» **WHAT IS EXPECTED**: In the copy, keep every word of the data below and none of its pictures.

» **DATA UNDER STUDY**:
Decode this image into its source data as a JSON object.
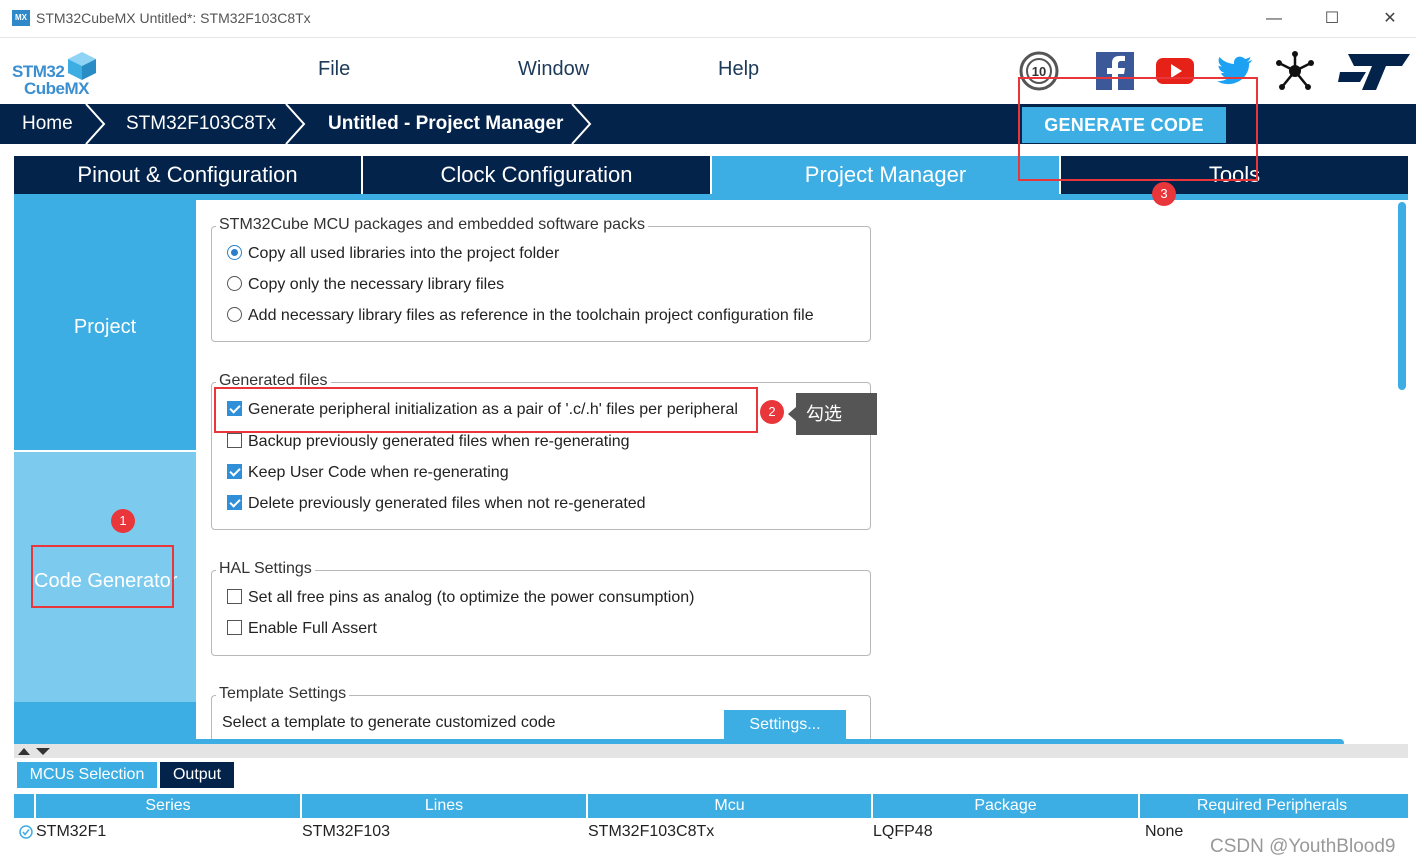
{
  "window": {
    "title": "STM32CubeMX Untitled*: STM32F103C8Tx",
    "app_icon_text": "MX",
    "minimize": "—",
    "maximize": "☐",
    "close": "✕"
  },
  "logo": {
    "line1": "STM32",
    "line2": "CubeMX"
  },
  "menu": {
    "file": "File",
    "window": "Window",
    "help": "Help"
  },
  "social_icons": [
    "anniversary-badge-icon",
    "facebook-icon",
    "youtube-icon",
    "twitter-icon",
    "network-icon",
    "st-logo-icon"
  ],
  "breadcrumb": {
    "home": "Home",
    "device": "STM32F103C8Tx",
    "current": "Untitled - Project Manager"
  },
  "generate_code": "GENERATE CODE",
  "tabs": {
    "pinout": "Pinout & Configuration",
    "clock": "Clock Configuration",
    "project_manager": "Project Manager",
    "tools": "Tools"
  },
  "sidenav": {
    "project": "Project",
    "code_generator": "Code Generator"
  },
  "packs": {
    "legend": "STM32Cube MCU packages and embedded software packs",
    "opt1": "Copy all used libraries into the project folder",
    "opt2": "Copy only the necessary library files",
    "opt3": "Add necessary library files as reference in the toolchain project configuration file",
    "selected": 1
  },
  "generated": {
    "legend": "Generated files",
    "opt1": "Generate peripheral initialization as a pair of '.c/.h' files per peripheral",
    "opt2": "Backup previously generated files when re-generating",
    "opt3": "Keep User Code when re-generating",
    "opt4": "Delete previously generated files when not re-generated",
    "checked": [
      true,
      false,
      true,
      true
    ]
  },
  "hal": {
    "legend": "HAL Settings",
    "opt1": "Set all free pins as analog (to optimize the power consumption)",
    "opt2": "Enable Full Assert",
    "checked": [
      false,
      false
    ]
  },
  "template": {
    "legend": "Template Settings",
    "text": "Select a template to generate customized code",
    "button": "Settings..."
  },
  "bottom_tabs": {
    "mcus": "MCUs Selection",
    "output": "Output"
  },
  "table": {
    "headers": [
      "Series",
      "Lines",
      "Mcu",
      "Package",
      "Required Peripherals"
    ],
    "row": [
      "STM32F1",
      "STM32F103",
      "STM32F103C8Tx",
      "LQFP48",
      "None"
    ]
  },
  "annotations": {
    "badge1": "1",
    "badge2": "2",
    "badge3": "3",
    "tooltip": "勾选"
  },
  "watermark": "CSDN @YouthBlood9",
  "colors": {
    "navy": "#03234b",
    "accent": "#3caee3",
    "accent_light": "#7ccbee",
    "annotation_red": "#e8363a"
  }
}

» **YOUR RESPONSE**:
Decode this image into its source data as a JSON object.
{
  "window": {
    "title": "STM32CubeMX Untitled*: STM32F103C8Tx",
    "app_icon_text": "MX",
    "minimize": "—",
    "maximize": "☐",
    "close": "✕"
  },
  "logo": {
    "line1": "STM32",
    "line2": "CubeMX"
  },
  "menu": {
    "file": "File",
    "window": "Window",
    "help": "Help"
  },
  "social_icons": [
    "anniversary-badge-icon",
    "facebook-icon",
    "youtube-icon",
    "twitter-icon",
    "network-icon",
    "st-logo-icon"
  ],
  "breadcrumb": {
    "home": "Home",
    "device": "STM32F103C8Tx",
    "current": "Untitled - Project Manager"
  },
  "generate_code": "GENERATE CODE",
  "tabs": {
    "pinout": "Pinout & Configuration",
    "clock": "Clock Configuration",
    "project_manager": "Project Manager",
    "tools": "Tools"
  },
  "sidenav": {
    "project": "Project",
    "code_generator": "Code Generator"
  },
  "packs": {
    "legend": "STM32Cube MCU packages and embedded software packs",
    "opt1": "Copy all used libraries into the project folder",
    "opt2": "Copy only the necessary library files",
    "opt3": "Add necessary library files as reference in the toolchain project configuration file",
    "selected": 1
  },
  "generated": {
    "legend": "Generated files",
    "opt1": "Generate peripheral initialization as a pair of '.c/.h' files per peripheral",
    "opt2": "Backup previously generated files when re-generating",
    "opt3": "Keep User Code when re-generating",
    "opt4": "Delete previously generated files when not re-generated",
    "checked": [
      true,
      false,
      true,
      true
    ]
  },
  "hal": {
    "legend": "HAL Settings",
    "opt1": "Set all free pins as analog (to optimize the power consumption)",
    "opt2": "Enable Full Assert",
    "checked": [
      false,
      false
    ]
  },
  "template": {
    "legend": "Template Settings",
    "text": "Select a template to generate customized code",
    "button": "Settings..."
  },
  "bottom_tabs": {
    "mcus": "MCUs Selection",
    "output": "Output"
  },
  "table": {
    "headers": [
      "Series",
      "Lines",
      "Mcu",
      "Package",
      "Required Peripherals"
    ],
    "row": [
      "STM32F1",
      "STM32F103",
      "STM32F103C8Tx",
      "LQFP48",
      "None"
    ]
  },
  "annotations": {
    "badge1": "1",
    "badge2": "2",
    "badge3": "3",
    "tooltip": "勾选"
  },
  "watermark": "CSDN @YouthBlood9",
  "colors": {
    "navy": "#03234b",
    "accent": "#3caee3",
    "accent_light": "#7ccbee",
    "annotation_red": "#e8363a"
  }
}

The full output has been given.